Wireless connectivity on trains is set to become a key area of focus for the wireless industry over the coming years. On-board connectivity remains a significant technical challenge; providing connectivity to people within a fast-moving object that often encounters mobile blackspots is inherently difficult. However, pressure is rising from governments and passengers to improve the current levels of wireless service available on trains.
Currently, enhanced on-board wireless solutions face two major barriers. The first is how to enable cellular connectivity. The second is how to secure sufficient capacity for on-train usage and the necessary backhaul where on-train Wi-Fi is installed. While the technologies are available today to solve these challenges, the business case for moving connectivity along remains largely elusive.
Now though we are seeing some interesting moves in the market that may help to break the commercial deadlock we have seen in recent years. In particular governments around the world are now attempting to ease some of the pressure by investing in connectivity for trains. The UK government is investing £50m to ensure passengers benefit from free Wi-Fi by 2017. The state government of Victoria, Australia, has committed $40m to tackle mobile coverage blackspots across the region’s Geelong, Ballarat, Bendigo, Seymour and Traralgon lines.
Although these developments are welcome, ultimately the ‘right’ solution needs to work for train operators, mobile network operators and rail passengers alike. All industry stakeholders now need to work together to produce business cases that can benefit every party involved.

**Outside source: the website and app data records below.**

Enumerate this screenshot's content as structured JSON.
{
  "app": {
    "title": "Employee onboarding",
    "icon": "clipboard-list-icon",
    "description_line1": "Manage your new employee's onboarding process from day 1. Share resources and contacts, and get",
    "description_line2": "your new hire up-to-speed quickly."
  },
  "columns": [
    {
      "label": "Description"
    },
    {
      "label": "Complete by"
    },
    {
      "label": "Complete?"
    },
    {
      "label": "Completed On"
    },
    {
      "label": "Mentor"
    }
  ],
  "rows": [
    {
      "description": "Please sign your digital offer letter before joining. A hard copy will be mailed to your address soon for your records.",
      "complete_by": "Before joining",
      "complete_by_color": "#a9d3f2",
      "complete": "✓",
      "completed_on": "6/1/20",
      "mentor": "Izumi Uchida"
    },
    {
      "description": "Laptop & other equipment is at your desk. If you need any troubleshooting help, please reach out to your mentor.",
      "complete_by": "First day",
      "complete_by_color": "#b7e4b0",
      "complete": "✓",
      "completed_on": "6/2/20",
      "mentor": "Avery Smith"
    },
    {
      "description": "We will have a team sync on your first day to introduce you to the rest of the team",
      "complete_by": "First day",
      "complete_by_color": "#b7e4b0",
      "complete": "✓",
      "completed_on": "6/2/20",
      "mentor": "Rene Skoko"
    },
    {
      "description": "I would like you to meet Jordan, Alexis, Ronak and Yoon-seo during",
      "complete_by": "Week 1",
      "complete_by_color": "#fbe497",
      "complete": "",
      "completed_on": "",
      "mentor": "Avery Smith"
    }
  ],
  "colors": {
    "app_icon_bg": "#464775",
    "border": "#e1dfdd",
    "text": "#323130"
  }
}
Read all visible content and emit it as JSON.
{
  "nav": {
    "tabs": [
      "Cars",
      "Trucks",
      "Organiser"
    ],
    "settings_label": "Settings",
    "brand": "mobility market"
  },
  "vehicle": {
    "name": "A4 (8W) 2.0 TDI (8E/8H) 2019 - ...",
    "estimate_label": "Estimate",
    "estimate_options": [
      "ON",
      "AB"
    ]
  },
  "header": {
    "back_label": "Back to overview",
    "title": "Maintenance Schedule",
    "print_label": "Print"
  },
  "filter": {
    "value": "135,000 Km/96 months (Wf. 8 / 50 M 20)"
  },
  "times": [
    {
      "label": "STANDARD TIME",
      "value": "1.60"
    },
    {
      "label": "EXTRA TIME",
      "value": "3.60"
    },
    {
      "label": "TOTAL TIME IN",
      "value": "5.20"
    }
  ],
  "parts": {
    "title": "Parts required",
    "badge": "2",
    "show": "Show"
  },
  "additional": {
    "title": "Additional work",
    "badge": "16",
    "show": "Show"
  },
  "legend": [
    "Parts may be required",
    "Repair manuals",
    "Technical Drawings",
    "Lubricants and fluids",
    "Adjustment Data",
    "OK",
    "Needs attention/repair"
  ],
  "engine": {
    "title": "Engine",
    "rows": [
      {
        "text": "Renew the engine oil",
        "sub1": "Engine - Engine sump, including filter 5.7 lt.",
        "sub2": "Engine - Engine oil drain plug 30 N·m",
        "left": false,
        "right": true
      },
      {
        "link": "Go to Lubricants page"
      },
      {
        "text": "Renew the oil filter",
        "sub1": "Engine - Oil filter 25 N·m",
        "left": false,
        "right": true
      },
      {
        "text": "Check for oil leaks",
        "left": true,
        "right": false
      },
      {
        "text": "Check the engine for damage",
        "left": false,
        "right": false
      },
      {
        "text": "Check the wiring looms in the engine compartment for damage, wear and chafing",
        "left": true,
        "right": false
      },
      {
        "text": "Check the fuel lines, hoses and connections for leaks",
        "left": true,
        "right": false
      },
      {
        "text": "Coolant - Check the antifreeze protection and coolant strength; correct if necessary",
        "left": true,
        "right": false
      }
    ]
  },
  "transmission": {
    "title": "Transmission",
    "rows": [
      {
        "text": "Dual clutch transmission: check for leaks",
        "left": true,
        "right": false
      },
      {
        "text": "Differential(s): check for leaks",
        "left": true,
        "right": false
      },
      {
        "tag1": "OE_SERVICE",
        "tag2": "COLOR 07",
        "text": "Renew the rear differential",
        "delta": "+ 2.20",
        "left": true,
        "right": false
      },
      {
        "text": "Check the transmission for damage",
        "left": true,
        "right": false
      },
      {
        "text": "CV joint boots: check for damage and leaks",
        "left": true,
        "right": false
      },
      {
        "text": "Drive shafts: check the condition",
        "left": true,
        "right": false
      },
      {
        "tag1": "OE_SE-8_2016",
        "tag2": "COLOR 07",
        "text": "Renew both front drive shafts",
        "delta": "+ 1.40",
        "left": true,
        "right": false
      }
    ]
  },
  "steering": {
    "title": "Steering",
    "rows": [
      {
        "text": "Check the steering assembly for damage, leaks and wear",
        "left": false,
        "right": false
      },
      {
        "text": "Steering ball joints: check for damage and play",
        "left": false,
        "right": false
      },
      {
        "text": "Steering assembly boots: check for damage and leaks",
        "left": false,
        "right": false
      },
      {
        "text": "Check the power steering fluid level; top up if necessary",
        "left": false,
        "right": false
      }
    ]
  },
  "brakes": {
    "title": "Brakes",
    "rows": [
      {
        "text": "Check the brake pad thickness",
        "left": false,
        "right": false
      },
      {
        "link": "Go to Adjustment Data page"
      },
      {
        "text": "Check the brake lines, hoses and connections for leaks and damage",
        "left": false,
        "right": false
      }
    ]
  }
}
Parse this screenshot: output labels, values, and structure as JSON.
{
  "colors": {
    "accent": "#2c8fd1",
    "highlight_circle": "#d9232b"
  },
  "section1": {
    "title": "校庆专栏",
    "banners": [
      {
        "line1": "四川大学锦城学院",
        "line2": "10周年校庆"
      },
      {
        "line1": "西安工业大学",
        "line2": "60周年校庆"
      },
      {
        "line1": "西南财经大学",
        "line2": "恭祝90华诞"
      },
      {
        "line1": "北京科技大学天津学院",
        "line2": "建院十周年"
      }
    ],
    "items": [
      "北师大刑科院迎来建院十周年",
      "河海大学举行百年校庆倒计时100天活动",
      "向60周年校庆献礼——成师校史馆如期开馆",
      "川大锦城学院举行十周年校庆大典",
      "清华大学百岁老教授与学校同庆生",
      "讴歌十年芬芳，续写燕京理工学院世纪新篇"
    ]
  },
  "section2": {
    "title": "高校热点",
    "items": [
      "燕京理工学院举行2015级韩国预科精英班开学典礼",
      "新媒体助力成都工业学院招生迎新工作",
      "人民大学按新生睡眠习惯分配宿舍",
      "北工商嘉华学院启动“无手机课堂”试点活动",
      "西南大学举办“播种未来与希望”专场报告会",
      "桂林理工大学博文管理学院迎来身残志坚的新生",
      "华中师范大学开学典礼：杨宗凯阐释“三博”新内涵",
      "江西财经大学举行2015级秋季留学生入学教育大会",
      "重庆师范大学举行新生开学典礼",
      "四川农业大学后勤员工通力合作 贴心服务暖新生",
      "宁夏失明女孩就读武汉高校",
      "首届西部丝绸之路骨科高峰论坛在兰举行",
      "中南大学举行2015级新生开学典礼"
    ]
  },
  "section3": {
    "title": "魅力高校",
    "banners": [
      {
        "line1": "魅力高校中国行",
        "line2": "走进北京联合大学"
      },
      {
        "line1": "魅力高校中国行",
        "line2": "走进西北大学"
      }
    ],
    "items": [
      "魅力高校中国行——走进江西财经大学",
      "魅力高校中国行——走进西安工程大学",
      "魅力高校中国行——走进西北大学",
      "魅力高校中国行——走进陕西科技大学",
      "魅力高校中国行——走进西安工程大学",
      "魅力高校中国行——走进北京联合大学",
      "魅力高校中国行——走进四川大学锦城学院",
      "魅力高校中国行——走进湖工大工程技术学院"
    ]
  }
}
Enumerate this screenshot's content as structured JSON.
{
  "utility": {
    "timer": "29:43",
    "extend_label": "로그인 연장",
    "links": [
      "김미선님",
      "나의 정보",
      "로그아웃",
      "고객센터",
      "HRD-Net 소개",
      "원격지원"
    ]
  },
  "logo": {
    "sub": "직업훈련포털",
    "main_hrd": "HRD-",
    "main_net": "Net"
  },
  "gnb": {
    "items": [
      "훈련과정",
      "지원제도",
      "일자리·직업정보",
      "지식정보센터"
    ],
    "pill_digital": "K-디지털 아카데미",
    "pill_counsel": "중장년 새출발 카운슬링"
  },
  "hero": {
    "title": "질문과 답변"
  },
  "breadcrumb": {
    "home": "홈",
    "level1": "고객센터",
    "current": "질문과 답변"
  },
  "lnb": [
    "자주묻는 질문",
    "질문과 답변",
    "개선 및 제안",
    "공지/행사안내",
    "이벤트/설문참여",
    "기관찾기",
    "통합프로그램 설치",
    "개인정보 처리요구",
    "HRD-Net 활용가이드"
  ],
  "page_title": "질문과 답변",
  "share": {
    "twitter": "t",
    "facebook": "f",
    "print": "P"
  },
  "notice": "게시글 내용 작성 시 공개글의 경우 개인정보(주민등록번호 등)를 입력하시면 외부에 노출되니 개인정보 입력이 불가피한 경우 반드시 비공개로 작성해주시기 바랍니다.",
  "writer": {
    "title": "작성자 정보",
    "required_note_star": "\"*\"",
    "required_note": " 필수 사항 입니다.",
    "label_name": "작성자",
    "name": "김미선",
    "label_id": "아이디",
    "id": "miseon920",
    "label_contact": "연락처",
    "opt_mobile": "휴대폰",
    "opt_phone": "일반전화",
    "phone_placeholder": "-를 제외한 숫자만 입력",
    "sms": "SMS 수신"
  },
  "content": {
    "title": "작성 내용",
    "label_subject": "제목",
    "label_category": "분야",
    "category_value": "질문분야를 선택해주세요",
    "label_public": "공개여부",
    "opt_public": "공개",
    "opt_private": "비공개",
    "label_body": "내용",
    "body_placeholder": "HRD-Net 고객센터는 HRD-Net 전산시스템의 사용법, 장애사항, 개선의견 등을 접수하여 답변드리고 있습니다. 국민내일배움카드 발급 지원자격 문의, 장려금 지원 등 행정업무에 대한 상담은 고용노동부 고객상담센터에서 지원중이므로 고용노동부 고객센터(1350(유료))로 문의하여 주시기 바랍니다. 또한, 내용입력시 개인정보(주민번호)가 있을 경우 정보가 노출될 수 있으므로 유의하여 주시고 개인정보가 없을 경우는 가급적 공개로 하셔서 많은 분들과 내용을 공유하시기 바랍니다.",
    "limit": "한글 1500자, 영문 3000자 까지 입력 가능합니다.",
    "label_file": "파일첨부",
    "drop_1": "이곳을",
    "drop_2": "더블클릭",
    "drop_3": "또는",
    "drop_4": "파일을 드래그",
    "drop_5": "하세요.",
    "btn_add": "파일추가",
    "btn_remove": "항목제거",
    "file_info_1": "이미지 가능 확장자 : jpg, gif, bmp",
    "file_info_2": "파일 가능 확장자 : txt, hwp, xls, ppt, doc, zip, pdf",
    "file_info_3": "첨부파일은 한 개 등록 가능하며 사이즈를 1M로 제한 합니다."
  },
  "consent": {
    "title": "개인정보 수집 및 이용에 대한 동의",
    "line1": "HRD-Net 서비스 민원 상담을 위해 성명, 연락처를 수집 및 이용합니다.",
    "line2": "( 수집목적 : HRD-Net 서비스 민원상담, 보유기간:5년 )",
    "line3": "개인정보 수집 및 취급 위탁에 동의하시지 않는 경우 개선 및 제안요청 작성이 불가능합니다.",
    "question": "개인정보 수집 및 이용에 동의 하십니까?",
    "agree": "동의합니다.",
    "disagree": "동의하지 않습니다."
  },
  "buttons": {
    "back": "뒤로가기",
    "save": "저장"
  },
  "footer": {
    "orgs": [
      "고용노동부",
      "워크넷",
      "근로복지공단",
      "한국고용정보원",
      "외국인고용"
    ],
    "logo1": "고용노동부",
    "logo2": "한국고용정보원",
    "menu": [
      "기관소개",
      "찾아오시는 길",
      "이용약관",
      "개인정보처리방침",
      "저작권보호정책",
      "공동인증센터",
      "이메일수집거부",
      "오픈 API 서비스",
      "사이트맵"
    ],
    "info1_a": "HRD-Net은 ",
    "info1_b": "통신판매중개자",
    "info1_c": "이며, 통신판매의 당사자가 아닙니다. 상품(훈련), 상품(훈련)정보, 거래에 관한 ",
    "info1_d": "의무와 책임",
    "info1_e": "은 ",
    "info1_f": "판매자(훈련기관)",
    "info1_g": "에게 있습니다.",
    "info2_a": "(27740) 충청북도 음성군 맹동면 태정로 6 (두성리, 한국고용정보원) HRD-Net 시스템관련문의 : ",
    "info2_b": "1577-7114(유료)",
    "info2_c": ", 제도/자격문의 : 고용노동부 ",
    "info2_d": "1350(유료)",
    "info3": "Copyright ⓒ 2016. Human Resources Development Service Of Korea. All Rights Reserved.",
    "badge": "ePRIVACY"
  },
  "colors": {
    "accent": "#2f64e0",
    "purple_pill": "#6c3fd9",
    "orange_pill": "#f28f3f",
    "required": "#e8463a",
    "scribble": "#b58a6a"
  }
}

At this time of shifting market dynamics Real Wireless has put together a short guide assessing the current situation with regards to wireless on trains along with our independent expert recommendations for ensuring connectivity remains on track.